John Converse Starkweather.jpg
Born(1829-02-23)February 23, 1829
Cooperstown, New York
DiedNovember 15, 1890(1890-11-15) (aged 61)
Washington, D.C.
Place of burial
AllegianceUnited States of America
Service/branchUnited States Army
Union Army
Years of service1861-1865
RankUnion Army brigadier general rank insignia.svg Brigadier General
Battles/warsAmerican Civil War

John Converse Starkweather (February 23, 1829 – November 15, 1890) was a general in the Union Army during the American Civil War.[1]

Early life and career[edit]

John C. Starkweather was born in Cooperstown, New York, the eldest son of George A. Starkweather and Elizabeth (Converse) Starkweather. He married Louisa A. Hallett, the daughter of William P. and Rachel Ray Hallet. He graduated from Union College, class of 1850, and studied law and was admitted to the bar in 1857. He moved to Milwaukee, Wisconsin, and practiced law there until 1861.[1]

Civil War[edit]

On May 17, 1861, he was made colonel of the 1st Wisconsin Volunteer Infantry Regiment (3 Months) and took part in the battles of Battle of Hoke's Run (also known as Falling Waters), July 2, 1861, and of Edmunds Ferry, July 29, 1861. He was mustered out on August 21, 1861.[1]

Re-organizing his regiment for three years, by special order of the War Department, he again enlisted and served in Kentucky and northern Alabama. In command of a brigade, he participated creditably in the Battle of Perryville, October 8, 1862. He was also engaged in the Battle of Stones River and the Battle of Chickamauga where he was wounded. He was promoted to brigadier general on July 17, 1863.[1]

He served in the court-martial that tried General William Alexander Hammond, Surgeon General of the United States Army, and after commanding several posts in Tennessee and Alabama, he was mustered out of the army on May 11, 1865.[1]

Postbellum career[edit]

He and his wife Louisa had six children—Walter Augustus, George Anson, Mabel Ray, Rachel Field, Francis Morgan, and Bessie Bush.[1]

After farming for several years in Wisconsin and occupying posts of importance and trust, he moved to Washington, D.C., where he practiced law until his death there in 1890.[1]
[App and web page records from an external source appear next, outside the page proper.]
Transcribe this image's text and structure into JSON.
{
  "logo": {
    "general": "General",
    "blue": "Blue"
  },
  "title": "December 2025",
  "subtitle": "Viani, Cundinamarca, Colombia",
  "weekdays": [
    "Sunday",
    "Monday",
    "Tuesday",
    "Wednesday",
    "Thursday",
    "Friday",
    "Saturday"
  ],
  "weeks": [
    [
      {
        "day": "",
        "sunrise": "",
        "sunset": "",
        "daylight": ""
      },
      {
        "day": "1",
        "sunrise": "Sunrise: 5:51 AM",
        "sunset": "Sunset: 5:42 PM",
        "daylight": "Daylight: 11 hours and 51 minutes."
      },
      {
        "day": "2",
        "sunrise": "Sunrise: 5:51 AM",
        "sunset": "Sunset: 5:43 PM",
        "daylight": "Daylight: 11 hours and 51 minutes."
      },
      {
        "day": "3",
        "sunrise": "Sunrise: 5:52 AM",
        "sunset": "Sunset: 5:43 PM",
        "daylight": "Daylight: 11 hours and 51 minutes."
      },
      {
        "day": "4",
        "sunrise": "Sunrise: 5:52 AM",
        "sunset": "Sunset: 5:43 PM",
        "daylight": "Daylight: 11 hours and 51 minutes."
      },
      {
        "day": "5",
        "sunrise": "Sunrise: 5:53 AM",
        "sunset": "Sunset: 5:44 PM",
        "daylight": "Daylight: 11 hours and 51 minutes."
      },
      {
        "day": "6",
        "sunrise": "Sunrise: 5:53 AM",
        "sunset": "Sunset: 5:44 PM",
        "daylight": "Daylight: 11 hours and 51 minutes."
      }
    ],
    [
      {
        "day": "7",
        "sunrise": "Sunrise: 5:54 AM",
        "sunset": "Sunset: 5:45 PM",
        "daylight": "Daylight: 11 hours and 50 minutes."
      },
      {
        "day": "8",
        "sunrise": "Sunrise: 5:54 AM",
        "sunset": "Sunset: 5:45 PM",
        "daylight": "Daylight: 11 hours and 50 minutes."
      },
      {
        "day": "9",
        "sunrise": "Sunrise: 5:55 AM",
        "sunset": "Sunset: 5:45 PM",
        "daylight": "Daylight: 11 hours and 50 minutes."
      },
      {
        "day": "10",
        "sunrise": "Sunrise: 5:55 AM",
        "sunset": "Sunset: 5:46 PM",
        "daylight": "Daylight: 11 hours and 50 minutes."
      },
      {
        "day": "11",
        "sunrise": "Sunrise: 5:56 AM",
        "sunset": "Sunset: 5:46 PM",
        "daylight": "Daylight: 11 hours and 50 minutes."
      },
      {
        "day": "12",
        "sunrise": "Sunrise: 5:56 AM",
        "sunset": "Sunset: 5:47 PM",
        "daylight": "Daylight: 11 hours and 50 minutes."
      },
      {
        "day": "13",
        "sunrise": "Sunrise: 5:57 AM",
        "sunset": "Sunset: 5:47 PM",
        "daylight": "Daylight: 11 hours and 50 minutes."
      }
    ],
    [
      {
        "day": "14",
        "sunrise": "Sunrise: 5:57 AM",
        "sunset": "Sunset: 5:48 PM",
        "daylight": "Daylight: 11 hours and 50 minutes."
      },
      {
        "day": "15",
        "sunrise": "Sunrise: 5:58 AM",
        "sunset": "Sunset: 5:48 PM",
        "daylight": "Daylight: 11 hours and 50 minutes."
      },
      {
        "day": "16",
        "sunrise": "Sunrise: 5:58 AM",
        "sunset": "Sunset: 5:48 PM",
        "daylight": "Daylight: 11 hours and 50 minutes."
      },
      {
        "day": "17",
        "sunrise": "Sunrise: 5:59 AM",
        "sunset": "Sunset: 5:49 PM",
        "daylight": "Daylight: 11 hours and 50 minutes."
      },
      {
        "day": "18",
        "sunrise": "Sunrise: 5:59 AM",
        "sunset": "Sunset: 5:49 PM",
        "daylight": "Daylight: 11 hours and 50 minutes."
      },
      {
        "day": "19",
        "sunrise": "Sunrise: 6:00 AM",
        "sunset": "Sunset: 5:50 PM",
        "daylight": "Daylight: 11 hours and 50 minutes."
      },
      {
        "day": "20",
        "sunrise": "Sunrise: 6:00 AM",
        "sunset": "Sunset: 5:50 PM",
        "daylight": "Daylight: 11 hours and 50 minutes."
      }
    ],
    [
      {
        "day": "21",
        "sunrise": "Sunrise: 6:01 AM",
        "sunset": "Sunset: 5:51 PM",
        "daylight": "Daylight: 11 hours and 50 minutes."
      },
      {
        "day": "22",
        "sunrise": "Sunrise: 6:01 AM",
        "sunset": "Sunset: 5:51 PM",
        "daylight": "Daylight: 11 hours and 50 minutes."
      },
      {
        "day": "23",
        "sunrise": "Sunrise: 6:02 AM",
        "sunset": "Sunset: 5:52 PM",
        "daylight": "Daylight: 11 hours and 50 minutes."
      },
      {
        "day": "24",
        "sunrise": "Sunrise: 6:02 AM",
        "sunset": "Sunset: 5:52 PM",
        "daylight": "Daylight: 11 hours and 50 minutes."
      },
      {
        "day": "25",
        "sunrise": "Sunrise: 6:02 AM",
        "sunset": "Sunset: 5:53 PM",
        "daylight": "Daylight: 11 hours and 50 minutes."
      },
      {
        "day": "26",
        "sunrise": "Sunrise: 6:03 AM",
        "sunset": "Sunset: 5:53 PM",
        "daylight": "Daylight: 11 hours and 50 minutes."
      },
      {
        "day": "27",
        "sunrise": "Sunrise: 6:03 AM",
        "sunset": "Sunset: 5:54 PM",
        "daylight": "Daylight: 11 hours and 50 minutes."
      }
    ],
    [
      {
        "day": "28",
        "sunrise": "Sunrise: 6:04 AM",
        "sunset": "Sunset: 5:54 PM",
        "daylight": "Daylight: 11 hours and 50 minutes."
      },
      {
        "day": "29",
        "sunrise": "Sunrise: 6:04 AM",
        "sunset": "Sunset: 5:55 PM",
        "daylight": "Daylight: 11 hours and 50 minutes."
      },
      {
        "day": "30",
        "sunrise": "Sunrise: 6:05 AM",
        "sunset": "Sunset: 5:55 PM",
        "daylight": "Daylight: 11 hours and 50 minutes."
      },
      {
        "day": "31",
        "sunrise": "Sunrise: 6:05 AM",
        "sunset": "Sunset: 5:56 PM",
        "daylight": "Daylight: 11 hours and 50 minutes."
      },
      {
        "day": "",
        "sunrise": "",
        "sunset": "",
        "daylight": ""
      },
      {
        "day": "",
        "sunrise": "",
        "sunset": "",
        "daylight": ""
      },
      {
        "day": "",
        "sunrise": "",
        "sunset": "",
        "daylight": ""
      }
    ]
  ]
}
See also[edit]


  1. ^ a b c d e f g Starkweather, Carlton Lee (1904) Robert Starkweather and his Descendants, Knapp, Peck and Thomson.

External links[edit]